Some medications and supplements can alter the efficacy of Plan B, so let your doctor or pharmacist know about any drugs you are currently taking. Some common ones that can affect Plan B include:
- St. John's wort
- Some HIV/AIDS medications
Are there instances in which Plan B is not the right choice?
There is conflicting evidence on whether a person's weight can affect the efficacy of Plan B. The manufacturer and the FDA say it is safe for people who weigh more than 165 pounds. However, women over that threshold may be advised or decide to take ella, another type of emergency contraception.
Hackel explained some pros and cons of ella:
- It can be taken five days after sex.
- It has an 85 percent effectiveness rate when taken correctly.
- It requires a prescription and cannot be purchased over the counter.
- It can interact with other birth control methods, making it less effective.
- It can be more expensive than Plan B.
"Both Plan B and ella need to be taken before ovulation occurs to be effective, but are not harmful if you don't know if you've ovulated," she said.

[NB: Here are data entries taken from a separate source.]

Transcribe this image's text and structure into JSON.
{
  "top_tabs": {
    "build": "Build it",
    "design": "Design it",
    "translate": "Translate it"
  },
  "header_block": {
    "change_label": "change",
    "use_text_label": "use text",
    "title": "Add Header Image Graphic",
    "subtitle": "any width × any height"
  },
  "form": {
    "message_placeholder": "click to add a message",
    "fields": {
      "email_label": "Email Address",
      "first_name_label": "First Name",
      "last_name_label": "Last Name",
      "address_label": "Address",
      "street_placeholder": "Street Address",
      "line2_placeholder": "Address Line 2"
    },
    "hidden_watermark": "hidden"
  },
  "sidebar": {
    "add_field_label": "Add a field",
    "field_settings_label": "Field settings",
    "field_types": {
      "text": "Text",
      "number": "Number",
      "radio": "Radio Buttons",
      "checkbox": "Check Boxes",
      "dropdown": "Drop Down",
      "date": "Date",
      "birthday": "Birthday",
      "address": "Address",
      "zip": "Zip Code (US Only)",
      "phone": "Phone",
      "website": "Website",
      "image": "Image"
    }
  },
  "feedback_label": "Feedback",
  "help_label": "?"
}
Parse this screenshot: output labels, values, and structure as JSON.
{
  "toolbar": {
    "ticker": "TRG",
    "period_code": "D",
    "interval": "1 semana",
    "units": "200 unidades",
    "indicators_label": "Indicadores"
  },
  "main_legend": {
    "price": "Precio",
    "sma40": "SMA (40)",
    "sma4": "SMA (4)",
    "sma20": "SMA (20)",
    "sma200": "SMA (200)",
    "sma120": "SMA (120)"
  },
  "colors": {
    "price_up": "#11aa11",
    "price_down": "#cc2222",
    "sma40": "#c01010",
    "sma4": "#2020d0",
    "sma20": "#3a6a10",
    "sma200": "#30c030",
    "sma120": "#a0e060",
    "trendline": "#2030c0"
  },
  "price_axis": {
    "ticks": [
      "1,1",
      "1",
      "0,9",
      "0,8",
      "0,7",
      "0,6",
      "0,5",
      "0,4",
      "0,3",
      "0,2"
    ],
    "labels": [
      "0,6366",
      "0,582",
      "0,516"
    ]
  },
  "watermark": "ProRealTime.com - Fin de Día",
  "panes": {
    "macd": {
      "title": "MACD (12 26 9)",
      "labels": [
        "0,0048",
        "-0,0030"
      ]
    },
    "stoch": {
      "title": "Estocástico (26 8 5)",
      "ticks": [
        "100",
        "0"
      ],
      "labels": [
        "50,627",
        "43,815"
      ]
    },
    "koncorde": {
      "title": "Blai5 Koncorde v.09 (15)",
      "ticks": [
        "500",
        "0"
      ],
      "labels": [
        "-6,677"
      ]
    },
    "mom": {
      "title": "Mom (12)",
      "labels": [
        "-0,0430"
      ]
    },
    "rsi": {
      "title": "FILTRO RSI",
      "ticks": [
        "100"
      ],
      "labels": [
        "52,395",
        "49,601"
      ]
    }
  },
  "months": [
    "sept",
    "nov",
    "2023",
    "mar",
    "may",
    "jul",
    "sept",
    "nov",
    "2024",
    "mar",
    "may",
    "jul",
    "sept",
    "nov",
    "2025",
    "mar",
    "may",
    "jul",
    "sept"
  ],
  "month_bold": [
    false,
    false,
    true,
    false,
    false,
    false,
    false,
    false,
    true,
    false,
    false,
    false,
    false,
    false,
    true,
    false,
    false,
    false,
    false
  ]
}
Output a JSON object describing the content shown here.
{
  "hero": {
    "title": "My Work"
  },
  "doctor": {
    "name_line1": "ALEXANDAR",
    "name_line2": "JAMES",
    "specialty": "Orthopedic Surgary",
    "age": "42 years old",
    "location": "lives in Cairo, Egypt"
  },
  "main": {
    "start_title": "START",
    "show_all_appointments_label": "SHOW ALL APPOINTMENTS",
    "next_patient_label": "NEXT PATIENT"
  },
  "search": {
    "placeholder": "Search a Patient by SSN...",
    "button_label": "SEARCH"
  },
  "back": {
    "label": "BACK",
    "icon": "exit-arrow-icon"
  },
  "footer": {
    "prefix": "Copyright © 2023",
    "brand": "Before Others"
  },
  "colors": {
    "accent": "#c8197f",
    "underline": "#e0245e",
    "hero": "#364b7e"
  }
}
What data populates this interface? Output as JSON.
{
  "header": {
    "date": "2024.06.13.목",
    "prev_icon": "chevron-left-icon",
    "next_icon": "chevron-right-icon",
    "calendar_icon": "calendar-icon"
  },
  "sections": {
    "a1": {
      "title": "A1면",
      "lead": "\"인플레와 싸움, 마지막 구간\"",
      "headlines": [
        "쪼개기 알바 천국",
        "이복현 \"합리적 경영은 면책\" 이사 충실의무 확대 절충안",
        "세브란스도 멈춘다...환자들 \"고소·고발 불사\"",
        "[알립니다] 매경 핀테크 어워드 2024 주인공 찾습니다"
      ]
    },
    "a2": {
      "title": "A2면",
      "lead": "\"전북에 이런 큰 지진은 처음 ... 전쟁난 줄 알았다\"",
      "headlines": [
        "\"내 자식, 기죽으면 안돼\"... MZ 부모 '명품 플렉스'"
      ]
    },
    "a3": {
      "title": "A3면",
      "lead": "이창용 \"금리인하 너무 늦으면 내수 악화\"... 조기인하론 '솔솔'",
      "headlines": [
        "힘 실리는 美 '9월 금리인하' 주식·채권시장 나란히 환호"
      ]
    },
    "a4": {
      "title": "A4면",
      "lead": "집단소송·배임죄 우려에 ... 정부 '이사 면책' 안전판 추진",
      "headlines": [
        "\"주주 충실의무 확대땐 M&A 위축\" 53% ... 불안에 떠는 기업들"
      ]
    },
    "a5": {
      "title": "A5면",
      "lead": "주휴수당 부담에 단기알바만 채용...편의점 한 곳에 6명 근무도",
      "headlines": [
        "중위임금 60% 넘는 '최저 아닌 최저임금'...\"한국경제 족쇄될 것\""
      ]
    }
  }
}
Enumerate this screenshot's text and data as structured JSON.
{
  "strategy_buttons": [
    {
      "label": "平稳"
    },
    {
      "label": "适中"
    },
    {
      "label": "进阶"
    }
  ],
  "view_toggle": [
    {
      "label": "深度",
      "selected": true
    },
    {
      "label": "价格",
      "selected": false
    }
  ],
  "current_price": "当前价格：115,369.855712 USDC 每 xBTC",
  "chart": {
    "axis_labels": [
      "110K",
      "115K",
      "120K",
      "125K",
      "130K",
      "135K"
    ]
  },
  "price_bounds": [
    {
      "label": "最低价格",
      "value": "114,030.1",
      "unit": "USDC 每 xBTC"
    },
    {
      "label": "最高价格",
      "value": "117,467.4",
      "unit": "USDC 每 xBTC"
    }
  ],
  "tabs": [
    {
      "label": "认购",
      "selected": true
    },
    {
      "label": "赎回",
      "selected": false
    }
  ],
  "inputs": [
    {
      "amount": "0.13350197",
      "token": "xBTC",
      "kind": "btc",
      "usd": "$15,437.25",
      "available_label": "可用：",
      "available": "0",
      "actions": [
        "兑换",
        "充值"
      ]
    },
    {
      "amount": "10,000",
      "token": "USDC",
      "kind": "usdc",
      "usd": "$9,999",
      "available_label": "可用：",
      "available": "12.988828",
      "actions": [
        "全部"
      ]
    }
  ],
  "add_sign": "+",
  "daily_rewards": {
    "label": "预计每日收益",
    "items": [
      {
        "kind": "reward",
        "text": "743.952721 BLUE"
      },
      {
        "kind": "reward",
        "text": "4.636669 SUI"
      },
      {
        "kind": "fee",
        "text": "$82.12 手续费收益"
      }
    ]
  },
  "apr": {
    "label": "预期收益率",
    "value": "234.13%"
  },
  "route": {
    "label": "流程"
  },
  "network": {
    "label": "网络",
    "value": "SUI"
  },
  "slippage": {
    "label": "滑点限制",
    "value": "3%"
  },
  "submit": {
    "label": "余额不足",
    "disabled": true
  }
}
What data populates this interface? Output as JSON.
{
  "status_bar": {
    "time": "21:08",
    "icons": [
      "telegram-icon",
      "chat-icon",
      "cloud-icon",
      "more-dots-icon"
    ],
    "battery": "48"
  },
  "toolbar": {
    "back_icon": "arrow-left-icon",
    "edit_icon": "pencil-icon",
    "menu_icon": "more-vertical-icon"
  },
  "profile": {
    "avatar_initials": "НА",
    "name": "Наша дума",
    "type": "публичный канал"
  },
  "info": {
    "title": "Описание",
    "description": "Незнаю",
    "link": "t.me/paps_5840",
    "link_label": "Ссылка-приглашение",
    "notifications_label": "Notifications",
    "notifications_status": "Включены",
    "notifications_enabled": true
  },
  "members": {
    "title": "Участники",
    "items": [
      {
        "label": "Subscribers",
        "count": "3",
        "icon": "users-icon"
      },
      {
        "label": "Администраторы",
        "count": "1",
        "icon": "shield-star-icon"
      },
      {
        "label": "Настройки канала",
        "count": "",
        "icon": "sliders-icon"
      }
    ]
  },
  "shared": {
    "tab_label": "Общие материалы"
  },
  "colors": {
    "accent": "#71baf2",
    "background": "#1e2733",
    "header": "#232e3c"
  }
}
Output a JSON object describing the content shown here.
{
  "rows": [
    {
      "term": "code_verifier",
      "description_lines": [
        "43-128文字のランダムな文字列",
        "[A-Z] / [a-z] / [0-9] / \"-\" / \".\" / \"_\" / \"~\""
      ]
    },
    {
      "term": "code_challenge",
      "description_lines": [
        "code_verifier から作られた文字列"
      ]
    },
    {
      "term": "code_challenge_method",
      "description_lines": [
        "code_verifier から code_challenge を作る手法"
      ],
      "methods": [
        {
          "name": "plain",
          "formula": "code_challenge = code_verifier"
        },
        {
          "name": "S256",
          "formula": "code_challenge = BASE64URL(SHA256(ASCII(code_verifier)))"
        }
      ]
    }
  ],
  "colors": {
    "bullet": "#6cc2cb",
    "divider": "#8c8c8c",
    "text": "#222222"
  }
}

Side effects of Plan B
Like any drug, Plan B has potential side effects. Grover explained some common ones include the following:
- Menstrual irregularities
- Breast tenderness
Even though no form of emergency contraception is considered dangerous, there are risks to taking it too often, since your body is exposed to more hormones than it would be under normal circumstances, or if you were on standard contraception options.
Grover said some existing side effects that Plan B can exacerbate if used too frequently include:
- Menstrual changes
- Abdominal pain
Ironically, Plan B could lead to pregnancy because it can disrupt your menstrual cycle, which can mean you ovulate at unexpected times. This can make it more challenging to track your periods and know when you are fertile. If your period is more than a week late after taking Plan B, you should take a pregnancy test.
Taking it too often can also suppress menstrual cycles and ovulatory cycles, Grover explained. This can make it more difficult to know when you are fertile when trying to conceive.
It is important to remember that Plan B does not protect against sexually transmitted infections (STIs) and diseases (STDs). Condoms, a barrier method of contraception, can also provide protection against STIs.
Plan B isn't the only option
"Longer-term birth control methods are significantly more effective at preventing pregnancy than routinely taking Plan B as your only method of birth control, and they are often cheaper," Grover said.
Longer-acting contraception options include:
- The birth control implant (Nexplanon)
- Intrauterine system (IUS)
- Intrauterine device (IUD or coil)
- Contraceptive injection
Shorter-term contraceptive options include:
- Combined pill
- Progestogen-only pill
- Vaginal ring
- Contraceptive patch
Not sure what contraception method will work best for your lifestyle? Speak to your doctor or family planning clinic. For those who don't plan to have children, there are permanent methods such as vasectomy or tubal ligation.
If you don't have a regular OB-GYN or other women's health specialist, telehealth might be a way to connect with one. Video visits have become a viable option for most people, and more physicians have added them as a service. Giddy telehealth makes it easy to get connected to a qualified healthcare professional who can help with a variety of conditions.